Boynton Volunteer Firefighter Admits To Arson, Investigators Say


Friday, August 3rd 2012, 2:29 pm
By: News On 6


A Boynton volunteer firefighter is expected to be charged with arson after admitting he set seven fires last month, Muskogee County Sheriff Charles Pearson said.

Pearson said Dustin Davis, 25, intentionally set fires, and they happened during a time when every fire department in the county was battling blazes around the clock.

Investigators are hoping the district attorney will file official charges in coming days.

"We've had these cases in the past with firefighters, but they're hard to catch," Pearson said. "We finally caught one."

Pearson called volunteer fire chief Steve Allen "a hero," for "thinking outside the box and really catching [Davis] basically in the act." When confronted with evidence, Davis admitted to Allen that he was the arsonist, Pearson said.

After the fires were set, Allen immediately was suspicious, telling Pearson a firefighter had to be to blame.

"The fires were set near resources – next to the lake, away from hay bales and structures," Pearson said. "It appears like [Davis] wasn't trying to do a lot of damage. It was apparent it wasn't just somebody throwing a cigarette out the window."

Allen even set up a way to trap the culprit, by encouraging Davis, who didn't know he was a suspect, to use a pager system when he needed to report a fire to his fellow firefighters. This way, Allen was able to keep track of fires reported by Davis.

"[Davis would] report them, call for help and then go fight them," Pearson said. "He was the first one at every fire, hard-worker, and the last one to leave," Pearson said.

Using his own phone, Davis called in the seventh fire to 911, but he gave a fake name to the dispatcher. Despite the alias of "Michael," Davis' voice was easily identified by the fire chief, Pearson said.

The Muskogee Phoenix reported Friday that Davis told a Muskogee County deputy his reasoning for doing it was, "I guess, is he said he's on medication from the VA," Deputy Darrin Berry told the newspaper. "He was missing the camaraderie of being around the guys he worked with. That was a way of getting people together. He didn't want to hurt anyone or damage any property."

Davis was added to the volunteer force recently, and a full background check was done before he could begin work.

"The thing is, you've got to realize, we can do a background check on someone and look into their past," Pearson said.
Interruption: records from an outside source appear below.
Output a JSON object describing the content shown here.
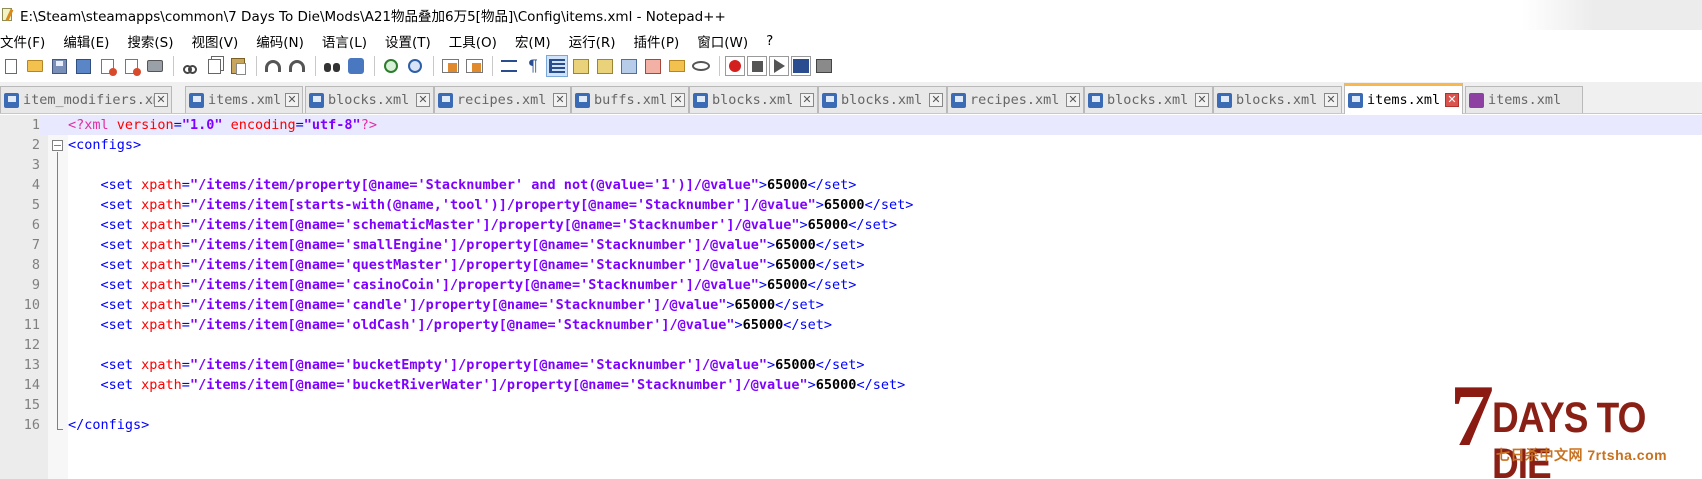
{
  "window": {
    "title": "E:\\Steam\\steamapps\\common\\7 Days To Die\\Mods\\A21物品叠加6万5[物品]\\Config\\items.xml - Notepad++"
  },
  "menu": {
    "items": [
      "文件(F)",
      "编辑(E)",
      "搜索(S)",
      "视图(V)",
      "编码(N)",
      "语言(L)",
      "设置(T)",
      "工具(O)",
      "宏(M)",
      "运行(R)",
      "插件(P)",
      "窗口(W)",
      "?"
    ]
  },
  "toolbar": {
    "icons": [
      "new-file",
      "open-file",
      "save",
      "save-all",
      "close",
      "close-all",
      "print",
      "cut",
      "copy",
      "paste",
      "undo",
      "redo",
      "find",
      "replace",
      "zoom-in",
      "zoom-out",
      "sync-vertical",
      "sync-horizontal",
      "word-wrap",
      "show-all-characters",
      "indent-guide",
      "user-defined-language",
      "document-map",
      "function-list",
      "folder-as-workspace",
      "monitoring",
      "record-macro",
      "stop-recording",
      "play-macro",
      "run-macro-multiple",
      "save-macro"
    ]
  },
  "tabs": [
    {
      "label": "item_modifiers.xml",
      "active": false
    },
    {
      "label": "items.xml",
      "active": false
    },
    {
      "label": "blocks.xml",
      "active": false
    },
    {
      "label": "recipes.xml",
      "active": false
    },
    {
      "label": "buffs.xml",
      "active": false
    },
    {
      "label": "blocks.xml",
      "active": false
    },
    {
      "label": "blocks.xml",
      "active": false
    },
    {
      "label": "recipes.xml",
      "active": false
    },
    {
      "label": "blocks.xml",
      "active": false
    },
    {
      "label": "blocks.xml",
      "active": false
    },
    {
      "label": "items.xml",
      "active": true
    },
    {
      "label": "items.xml",
      "active": false
    }
  ],
  "editor": {
    "current_line": 1,
    "lines": [
      {
        "n": "1",
        "tokens": [
          [
            "pi",
            "<?xml "
          ],
          [
            "attr",
            "version"
          ],
          [
            "tag",
            "="
          ],
          [
            "val",
            "\"1.0\""
          ],
          [
            "tag",
            " "
          ],
          [
            "attr",
            "encoding"
          ],
          [
            "tag",
            "="
          ],
          [
            "val",
            "\"utf-8\""
          ],
          [
            "pi",
            "?>"
          ]
        ]
      },
      {
        "n": "2",
        "tokens": [
          [
            "tag",
            "<configs>"
          ]
        ]
      },
      {
        "n": "3",
        "tokens": []
      },
      {
        "n": "4",
        "tokens": [
          [
            "txt",
            "    "
          ],
          [
            "tag",
            "<set "
          ],
          [
            "attr",
            "xpath"
          ],
          [
            "tag",
            "="
          ],
          [
            "val",
            "\"/items/item/property[@name='Stacknumber' and not(@value='1')]/@value\""
          ],
          [
            "tag",
            ">"
          ],
          [
            "txt",
            "65000"
          ],
          [
            "tag",
            "</set>"
          ]
        ]
      },
      {
        "n": "5",
        "tokens": [
          [
            "txt",
            "    "
          ],
          [
            "tag",
            "<set "
          ],
          [
            "attr",
            "xpath"
          ],
          [
            "tag",
            "="
          ],
          [
            "val",
            "\"/items/item[starts-with(@name,'tool')]/property[@name='Stacknumber']/@value\""
          ],
          [
            "tag",
            ">"
          ],
          [
            "txt",
            "65000"
          ],
          [
            "tag",
            "</set>"
          ]
        ]
      },
      {
        "n": "6",
        "tokens": [
          [
            "txt",
            "    "
          ],
          [
            "tag",
            "<set "
          ],
          [
            "attr",
            "xpath"
          ],
          [
            "tag",
            "="
          ],
          [
            "val",
            "\"/items/item[@name='schematicMaster']/property[@name='Stacknumber']/@value\""
          ],
          [
            "tag",
            ">"
          ],
          [
            "txt",
            "65000"
          ],
          [
            "tag",
            "</set>"
          ]
        ]
      },
      {
        "n": "7",
        "tokens": [
          [
            "txt",
            "    "
          ],
          [
            "tag",
            "<set "
          ],
          [
            "attr",
            "xpath"
          ],
          [
            "tag",
            "="
          ],
          [
            "val",
            "\"/items/item[@name='smallEngine']/property[@name='Stacknumber']/@value\""
          ],
          [
            "tag",
            ">"
          ],
          [
            "txt",
            "65000"
          ],
          [
            "tag",
            "</set>"
          ]
        ]
      },
      {
        "n": "8",
        "tokens": [
          [
            "txt",
            "    "
          ],
          [
            "tag",
            "<set "
          ],
          [
            "attr",
            "xpath"
          ],
          [
            "tag",
            "="
          ],
          [
            "val",
            "\"/items/item[@name='questMaster']/property[@name='Stacknumber']/@value\""
          ],
          [
            "tag",
            ">"
          ],
          [
            "txt",
            "65000"
          ],
          [
            "tag",
            "</set>"
          ]
        ]
      },
      {
        "n": "9",
        "tokens": [
          [
            "txt",
            "    "
          ],
          [
            "tag",
            "<set "
          ],
          [
            "attr",
            "xpath"
          ],
          [
            "tag",
            "="
          ],
          [
            "val",
            "\"/items/item[@name='casinoCoin']/property[@name='Stacknumber']/@value\""
          ],
          [
            "tag",
            ">"
          ],
          [
            "txt",
            "65000"
          ],
          [
            "tag",
            "</set>"
          ]
        ]
      },
      {
        "n": "10",
        "tokens": [
          [
            "txt",
            "    "
          ],
          [
            "tag",
            "<set "
          ],
          [
            "attr",
            "xpath"
          ],
          [
            "tag",
            "="
          ],
          [
            "val",
            "\"/items/item[@name='candle']/property[@name='Stacknumber']/@value\""
          ],
          [
            "tag",
            ">"
          ],
          [
            "txt",
            "65000"
          ],
          [
            "tag",
            "</set>"
          ]
        ]
      },
      {
        "n": "11",
        "tokens": [
          [
            "txt",
            "    "
          ],
          [
            "tag",
            "<set "
          ],
          [
            "attr",
            "xpath"
          ],
          [
            "tag",
            "="
          ],
          [
            "val",
            "\"/items/item[@name='oldCash']/property[@name='Stacknumber']/@value\""
          ],
          [
            "tag",
            ">"
          ],
          [
            "txt",
            "65000"
          ],
          [
            "tag",
            "</set>"
          ]
        ]
      },
      {
        "n": "12",
        "tokens": []
      },
      {
        "n": "13",
        "tokens": [
          [
            "txt",
            "    "
          ],
          [
            "tag",
            "<set "
          ],
          [
            "attr",
            "xpath"
          ],
          [
            "tag",
            "="
          ],
          [
            "val",
            "\"/items/item[@name='bucketEmpty']/property[@name='Stacknumber']/@value\""
          ],
          [
            "tag",
            ">"
          ],
          [
            "txt",
            "65000"
          ],
          [
            "tag",
            "</set>"
          ]
        ]
      },
      {
        "n": "14",
        "tokens": [
          [
            "txt",
            "    "
          ],
          [
            "tag",
            "<set "
          ],
          [
            "attr",
            "xpath"
          ],
          [
            "tag",
            "="
          ],
          [
            "val",
            "\"/items/item[@name='bucketRiverWater']/property[@name='Stacknumber']/@value\""
          ],
          [
            "tag",
            ">"
          ],
          [
            "txt",
            "65000"
          ],
          [
            "tag",
            "</set>"
          ]
        ]
      },
      {
        "n": "15",
        "tokens": []
      },
      {
        "n": "16",
        "tokens": [
          [
            "tag",
            "</configs>"
          ]
        ]
      }
    ]
  },
  "logo": {
    "seven": "7",
    "main": "DAYS TO DIE",
    "sub": "七日杀中文网 7rtsha.com"
  }
}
"But whether you're wanting to be hired as Tulsa Police or a volunteer firefighter, you can't do a background check into what someone thinks, what's in their head."